This means that families, spouses or other dependents do not need to wait to take action to protect their financial future after a loved one has been subject to a fatal accident in the workplace. While we understand that no amount of money will truly compensate for the loss of a loved one, we do know that securing the future finances without your loved one will allow you to carry on life with the financial security that your loved one would have carried on providing you with should they not have passed away.
If you would like more information about what no win no fee entails, or want us to explain any aspect of the no win no fee agreement, we will be happy to explain. We prefer any clients we assist are well-informed of their rights and responsibilities when it comes to the no win no fee cases we deal with, and we will explain everything in plain English so you know exactly what to expect from us.
With years of experience dealing with fatal accident at work claims similar to yours, we know how traumatic the experience of losing a loved one due to the fault of someone else can be. Our highly-trained, sympathetic staff will listen to what you have to say with the upmost of respect for your situation, and we will do our best to take any stress off your shoulders. We know you have been through an awful experience, and in some ways are still going though this, and we take care to put your feelings first at every step of the claims process. We also know that you will want to know more about what happens during the fatal accident at work claims process, who will be expected to provide evidence to support the claim, and how long these claims may take to conclude. Whilst the answers to these questions differ dependent on the specific details of your loved one’s accident, we will make sure we provide the answers you need, explaining any legal jargon in plain English so that you fully understand the answer.
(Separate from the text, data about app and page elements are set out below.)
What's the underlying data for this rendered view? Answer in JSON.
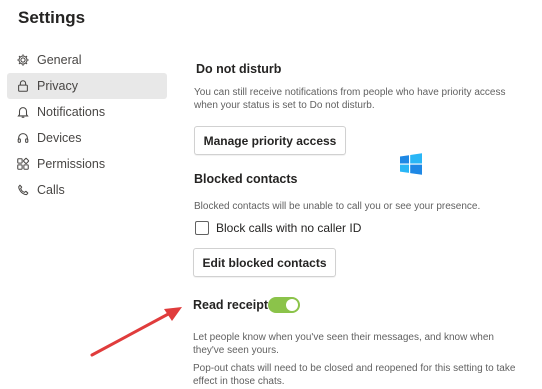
{
  "header": {
    "title": "Settings"
  },
  "sidebar": {
    "items": [
      {
        "label": "General",
        "icon": "gear-icon",
        "active": false
      },
      {
        "label": "Privacy",
        "icon": "lock-icon",
        "active": true
      },
      {
        "label": "Notifications",
        "icon": "bell-icon",
        "active": false
      },
      {
        "label": "Devices",
        "icon": "headset-icon",
        "active": false
      },
      {
        "label": "Permissions",
        "icon": "apps-icon",
        "active": false
      },
      {
        "label": "Calls",
        "icon": "phone-icon",
        "active": false
      }
    ]
  },
  "dnd": {
    "title": "Do not disturb",
    "desc": "You can still receive notifications from people who have priority access when your status is set to Do not disturb.",
    "button": "Manage priority access"
  },
  "blocked": {
    "title": "Blocked contacts",
    "desc": "Blocked contacts will be unable to call you or see your presence.",
    "checkbox_label": "Block calls with no caller ID",
    "checkbox_checked": false,
    "button": "Edit blocked contacts"
  },
  "receipts": {
    "title": "Read receipts",
    "toggle_on": true,
    "desc1": "Let people know when you've seen their messages, and know when they've seen yours.",
    "desc2": "Pop-out chats will need to be closed and reopened for this setting to take effect in those chats."
  },
  "colors": {
    "toggle_on": "#8bc34a",
    "active_nav_bg": "#e8e8e8",
    "arrow": "#e03c3c"
  }
}
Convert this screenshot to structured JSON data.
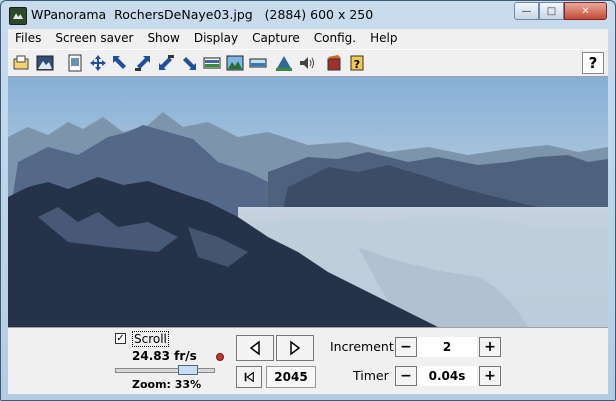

Fatal accidents at work are not common, and finding the right experts to handle your claim is not something that should be taken lightly. We would, however, be happy to speak to you to reassure you that we will be able to handle your fatal accident at work case with all the respect and attention it deserves.
Whether you are looking for advice, are not sure whether you have cause to claim, or would like to start a fatal accident at work case after the passing away of a loved one who you were dependent on financially, we are only a phone call away. By calling 0161 696 9685, you will be connected to one of our legal experts that can talk you through any aspect of the fatal accident at work claims process you would like to know more about. We have dealt with difficult conversations such as this many times before and will be there to support and guide you every step of the way. We will never put pressure on you to begin a claim should you not be ready to. Instead, we will answer any questions you might have honestly, and we will listen to your story carefully to make sure we guide you in the right way.
If you are ready to begin a claim, we will be able to help here too. We aim to take the stress of making a claim off your shoulders, making the whole process easier to deal with, especially at such a difficult time for you and your family. Please do not hesitate to call us at any time to discuss your possible fatal accident at work compensation claim – we are ready to take your call.
If you are dealing with bereavement after the passing away of a loved one, HMRC’s guide will tell you what the tax implications of your loved one’s death are, and how to inform HMRC of their passing.